ABOUT THIS EXERCISE:
In the data below, which lines hold the word "string"? Copy them.

INPUT MATERIAL:

---*---

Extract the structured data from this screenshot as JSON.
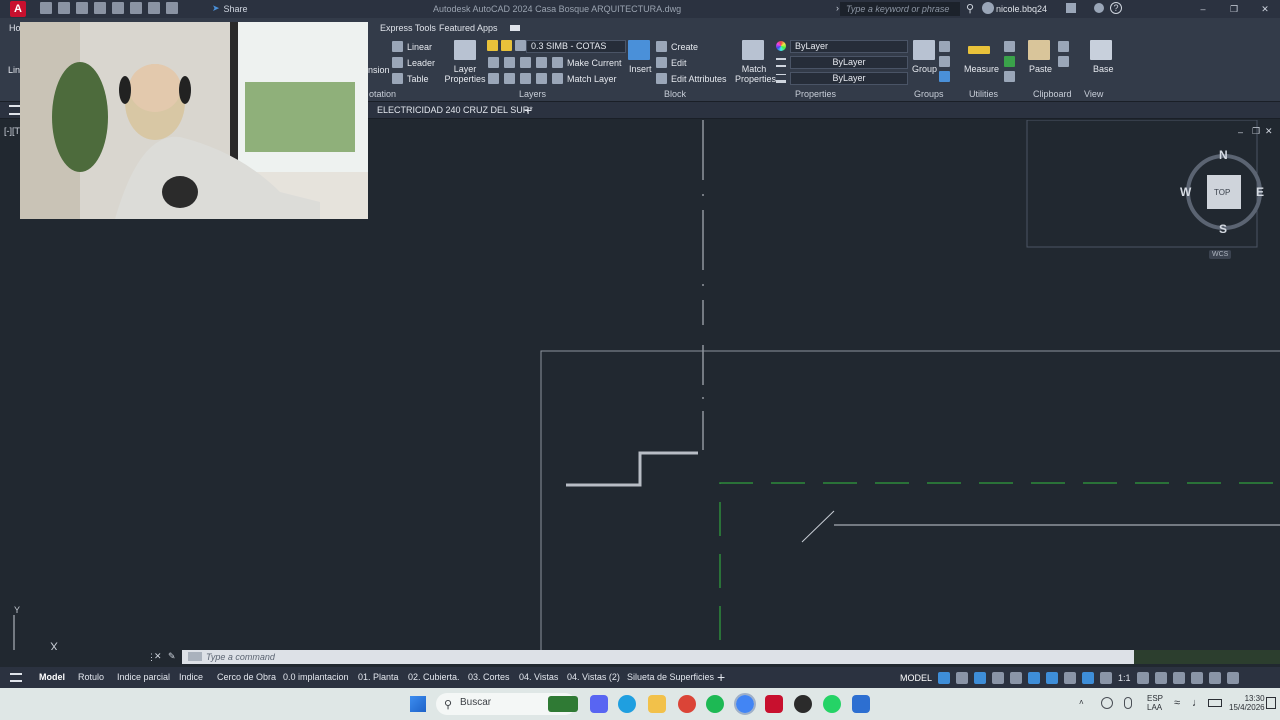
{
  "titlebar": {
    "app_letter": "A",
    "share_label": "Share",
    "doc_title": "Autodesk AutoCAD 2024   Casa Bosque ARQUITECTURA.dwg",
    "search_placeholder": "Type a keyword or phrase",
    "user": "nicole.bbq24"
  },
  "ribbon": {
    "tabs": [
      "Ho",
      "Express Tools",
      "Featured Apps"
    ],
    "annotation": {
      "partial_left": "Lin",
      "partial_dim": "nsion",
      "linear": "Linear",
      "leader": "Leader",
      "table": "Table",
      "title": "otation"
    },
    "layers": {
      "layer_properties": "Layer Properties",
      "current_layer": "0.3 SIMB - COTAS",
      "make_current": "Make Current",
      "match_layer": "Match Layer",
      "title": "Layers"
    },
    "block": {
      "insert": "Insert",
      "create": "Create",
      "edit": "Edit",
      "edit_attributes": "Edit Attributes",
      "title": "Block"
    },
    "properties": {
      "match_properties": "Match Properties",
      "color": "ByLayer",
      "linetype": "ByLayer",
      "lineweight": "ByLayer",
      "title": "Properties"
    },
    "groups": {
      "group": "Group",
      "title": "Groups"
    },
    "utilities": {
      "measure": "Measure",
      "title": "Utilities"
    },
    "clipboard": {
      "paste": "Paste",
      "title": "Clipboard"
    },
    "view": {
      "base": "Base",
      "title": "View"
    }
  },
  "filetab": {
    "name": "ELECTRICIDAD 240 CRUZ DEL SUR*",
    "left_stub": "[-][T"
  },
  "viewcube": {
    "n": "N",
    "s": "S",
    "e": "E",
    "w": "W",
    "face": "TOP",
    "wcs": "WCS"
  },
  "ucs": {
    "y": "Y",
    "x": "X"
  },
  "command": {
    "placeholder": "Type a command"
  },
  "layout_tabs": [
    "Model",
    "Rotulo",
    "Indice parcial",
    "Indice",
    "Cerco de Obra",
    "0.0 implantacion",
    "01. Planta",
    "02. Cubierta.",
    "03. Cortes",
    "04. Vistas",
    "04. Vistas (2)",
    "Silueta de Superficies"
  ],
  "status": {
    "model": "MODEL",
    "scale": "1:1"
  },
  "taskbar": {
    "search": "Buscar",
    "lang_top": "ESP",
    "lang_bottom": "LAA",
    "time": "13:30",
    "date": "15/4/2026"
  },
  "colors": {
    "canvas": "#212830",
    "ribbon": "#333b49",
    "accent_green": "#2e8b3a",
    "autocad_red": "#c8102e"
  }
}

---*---

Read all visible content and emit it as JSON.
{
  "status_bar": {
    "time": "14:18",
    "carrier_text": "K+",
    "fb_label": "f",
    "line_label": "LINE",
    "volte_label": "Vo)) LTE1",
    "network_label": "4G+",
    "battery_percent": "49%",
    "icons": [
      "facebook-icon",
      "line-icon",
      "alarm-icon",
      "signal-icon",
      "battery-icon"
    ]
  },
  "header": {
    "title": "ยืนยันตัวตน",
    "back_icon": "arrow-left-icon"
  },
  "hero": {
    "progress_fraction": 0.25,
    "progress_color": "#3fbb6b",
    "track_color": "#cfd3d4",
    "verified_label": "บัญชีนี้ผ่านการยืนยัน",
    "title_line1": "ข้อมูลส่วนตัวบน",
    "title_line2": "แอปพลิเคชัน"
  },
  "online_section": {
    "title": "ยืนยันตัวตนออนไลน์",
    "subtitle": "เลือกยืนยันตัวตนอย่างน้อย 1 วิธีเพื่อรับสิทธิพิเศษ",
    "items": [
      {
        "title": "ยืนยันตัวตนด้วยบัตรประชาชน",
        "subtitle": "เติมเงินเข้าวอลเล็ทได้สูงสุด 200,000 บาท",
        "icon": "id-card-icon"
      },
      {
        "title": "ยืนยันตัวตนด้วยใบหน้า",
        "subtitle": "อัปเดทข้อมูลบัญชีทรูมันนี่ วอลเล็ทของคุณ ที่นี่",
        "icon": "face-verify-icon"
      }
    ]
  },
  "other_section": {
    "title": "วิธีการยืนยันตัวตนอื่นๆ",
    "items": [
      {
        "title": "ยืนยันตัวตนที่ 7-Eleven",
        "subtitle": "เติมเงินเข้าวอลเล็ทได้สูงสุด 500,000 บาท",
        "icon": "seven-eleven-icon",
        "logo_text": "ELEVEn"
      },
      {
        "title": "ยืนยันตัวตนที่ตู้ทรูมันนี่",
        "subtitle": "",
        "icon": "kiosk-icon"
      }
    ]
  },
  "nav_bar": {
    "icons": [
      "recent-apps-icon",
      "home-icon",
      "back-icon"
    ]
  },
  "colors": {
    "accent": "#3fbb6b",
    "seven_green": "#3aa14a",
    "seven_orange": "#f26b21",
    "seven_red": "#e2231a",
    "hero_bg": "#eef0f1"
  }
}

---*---

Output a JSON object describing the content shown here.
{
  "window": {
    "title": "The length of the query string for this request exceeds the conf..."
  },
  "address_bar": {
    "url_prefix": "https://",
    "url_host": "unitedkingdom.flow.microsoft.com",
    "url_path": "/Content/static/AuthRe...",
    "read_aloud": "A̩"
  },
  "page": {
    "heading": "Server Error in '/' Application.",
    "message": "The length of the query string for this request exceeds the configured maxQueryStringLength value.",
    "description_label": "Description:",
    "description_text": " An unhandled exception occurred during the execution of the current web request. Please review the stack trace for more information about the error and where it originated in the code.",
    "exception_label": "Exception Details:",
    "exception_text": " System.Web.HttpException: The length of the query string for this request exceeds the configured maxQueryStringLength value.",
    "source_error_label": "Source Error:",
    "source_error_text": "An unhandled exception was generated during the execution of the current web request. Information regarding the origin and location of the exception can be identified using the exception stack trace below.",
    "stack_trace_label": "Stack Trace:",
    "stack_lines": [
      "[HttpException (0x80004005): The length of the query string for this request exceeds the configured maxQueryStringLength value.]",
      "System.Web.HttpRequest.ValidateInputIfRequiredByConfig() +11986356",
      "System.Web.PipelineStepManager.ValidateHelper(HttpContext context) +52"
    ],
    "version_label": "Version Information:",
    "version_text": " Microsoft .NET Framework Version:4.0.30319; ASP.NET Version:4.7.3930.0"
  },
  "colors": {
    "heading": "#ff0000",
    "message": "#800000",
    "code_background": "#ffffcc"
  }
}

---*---

ANSWER TO THIS PROBLEM:
    "title": "The length of the query string for this request exceeds the conf..."
    "message": "The length of the query string for this request exceeds the configured maxQueryStringLength value.",
    "exception_text": " System.Web.HttpException: The length of the query string for this request exceeds the configured maxQueryStringLength value.",
      "[HttpException (0x80004005): The length of the query string for this request exceeds the configured maxQueryStringLength value.]",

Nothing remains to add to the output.